▶ [Exercise goal]
Search the data below for the word "Nábytek" and copy each line that holds it.

▬▬▬

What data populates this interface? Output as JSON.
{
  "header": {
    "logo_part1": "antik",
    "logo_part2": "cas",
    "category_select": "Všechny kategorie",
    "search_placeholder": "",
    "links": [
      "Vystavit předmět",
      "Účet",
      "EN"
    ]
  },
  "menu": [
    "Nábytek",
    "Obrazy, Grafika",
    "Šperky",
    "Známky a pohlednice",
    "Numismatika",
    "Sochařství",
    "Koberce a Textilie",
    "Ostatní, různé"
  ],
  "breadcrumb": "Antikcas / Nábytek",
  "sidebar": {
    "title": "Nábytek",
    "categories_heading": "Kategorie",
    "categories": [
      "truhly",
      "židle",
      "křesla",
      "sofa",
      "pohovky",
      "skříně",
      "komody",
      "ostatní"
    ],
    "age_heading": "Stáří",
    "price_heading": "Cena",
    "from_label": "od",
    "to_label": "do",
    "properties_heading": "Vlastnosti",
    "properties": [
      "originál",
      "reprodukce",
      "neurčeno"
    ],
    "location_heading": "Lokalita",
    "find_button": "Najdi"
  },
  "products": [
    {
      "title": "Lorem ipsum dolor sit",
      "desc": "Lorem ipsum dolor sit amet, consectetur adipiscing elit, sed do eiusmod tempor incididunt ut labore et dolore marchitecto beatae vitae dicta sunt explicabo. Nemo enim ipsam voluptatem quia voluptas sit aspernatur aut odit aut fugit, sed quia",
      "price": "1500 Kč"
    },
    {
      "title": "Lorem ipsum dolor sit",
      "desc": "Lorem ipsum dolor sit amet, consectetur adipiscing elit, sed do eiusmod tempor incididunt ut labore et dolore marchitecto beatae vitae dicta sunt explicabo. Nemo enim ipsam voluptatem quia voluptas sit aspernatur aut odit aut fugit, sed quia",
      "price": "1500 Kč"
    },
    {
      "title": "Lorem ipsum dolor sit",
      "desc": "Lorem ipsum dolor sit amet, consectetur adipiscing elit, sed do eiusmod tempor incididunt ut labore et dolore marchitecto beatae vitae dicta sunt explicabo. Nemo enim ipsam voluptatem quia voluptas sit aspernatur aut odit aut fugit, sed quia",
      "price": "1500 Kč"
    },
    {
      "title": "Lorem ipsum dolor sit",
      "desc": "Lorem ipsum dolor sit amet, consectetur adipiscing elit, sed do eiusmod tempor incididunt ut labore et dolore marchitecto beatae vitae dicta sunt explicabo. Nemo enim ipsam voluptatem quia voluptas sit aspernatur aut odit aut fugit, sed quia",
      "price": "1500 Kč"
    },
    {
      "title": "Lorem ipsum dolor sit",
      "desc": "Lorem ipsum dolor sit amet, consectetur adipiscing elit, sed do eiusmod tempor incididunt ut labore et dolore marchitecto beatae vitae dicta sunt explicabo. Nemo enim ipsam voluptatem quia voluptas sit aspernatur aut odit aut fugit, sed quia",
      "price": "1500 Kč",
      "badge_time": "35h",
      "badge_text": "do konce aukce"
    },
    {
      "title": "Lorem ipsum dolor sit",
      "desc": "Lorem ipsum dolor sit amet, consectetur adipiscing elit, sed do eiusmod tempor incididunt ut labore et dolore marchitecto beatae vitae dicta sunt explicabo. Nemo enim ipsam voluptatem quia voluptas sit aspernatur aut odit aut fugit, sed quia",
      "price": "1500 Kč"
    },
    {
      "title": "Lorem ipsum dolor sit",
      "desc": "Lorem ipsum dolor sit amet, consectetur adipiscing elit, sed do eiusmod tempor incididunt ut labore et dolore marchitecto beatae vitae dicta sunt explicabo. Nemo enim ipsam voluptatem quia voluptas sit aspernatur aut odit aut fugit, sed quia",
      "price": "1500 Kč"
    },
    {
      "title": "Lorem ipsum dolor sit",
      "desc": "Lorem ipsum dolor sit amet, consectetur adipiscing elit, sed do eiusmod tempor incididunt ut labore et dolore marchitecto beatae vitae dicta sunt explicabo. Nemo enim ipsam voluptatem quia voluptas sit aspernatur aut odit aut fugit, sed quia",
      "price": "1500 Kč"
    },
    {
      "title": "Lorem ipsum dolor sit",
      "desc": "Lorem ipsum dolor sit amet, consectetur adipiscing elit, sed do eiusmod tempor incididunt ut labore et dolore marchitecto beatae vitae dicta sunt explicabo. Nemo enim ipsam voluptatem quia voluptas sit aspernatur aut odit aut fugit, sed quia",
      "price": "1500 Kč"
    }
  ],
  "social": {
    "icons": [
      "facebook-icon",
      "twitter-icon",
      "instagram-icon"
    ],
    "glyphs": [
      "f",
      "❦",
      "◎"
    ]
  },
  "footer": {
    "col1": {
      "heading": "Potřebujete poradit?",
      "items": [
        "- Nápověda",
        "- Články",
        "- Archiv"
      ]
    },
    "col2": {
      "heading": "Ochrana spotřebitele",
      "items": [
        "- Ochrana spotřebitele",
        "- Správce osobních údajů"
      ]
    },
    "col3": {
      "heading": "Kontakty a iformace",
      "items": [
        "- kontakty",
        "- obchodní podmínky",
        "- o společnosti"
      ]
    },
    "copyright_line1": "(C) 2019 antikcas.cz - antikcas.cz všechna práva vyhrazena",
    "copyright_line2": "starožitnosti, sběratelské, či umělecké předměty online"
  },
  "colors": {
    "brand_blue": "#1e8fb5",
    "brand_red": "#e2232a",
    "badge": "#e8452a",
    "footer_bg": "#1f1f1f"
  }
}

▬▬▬

▶ [Result for this task]
    "Nábytek",
  "breadcrumb": "Antikcas / Nábytek",
    "title": "Nábytek",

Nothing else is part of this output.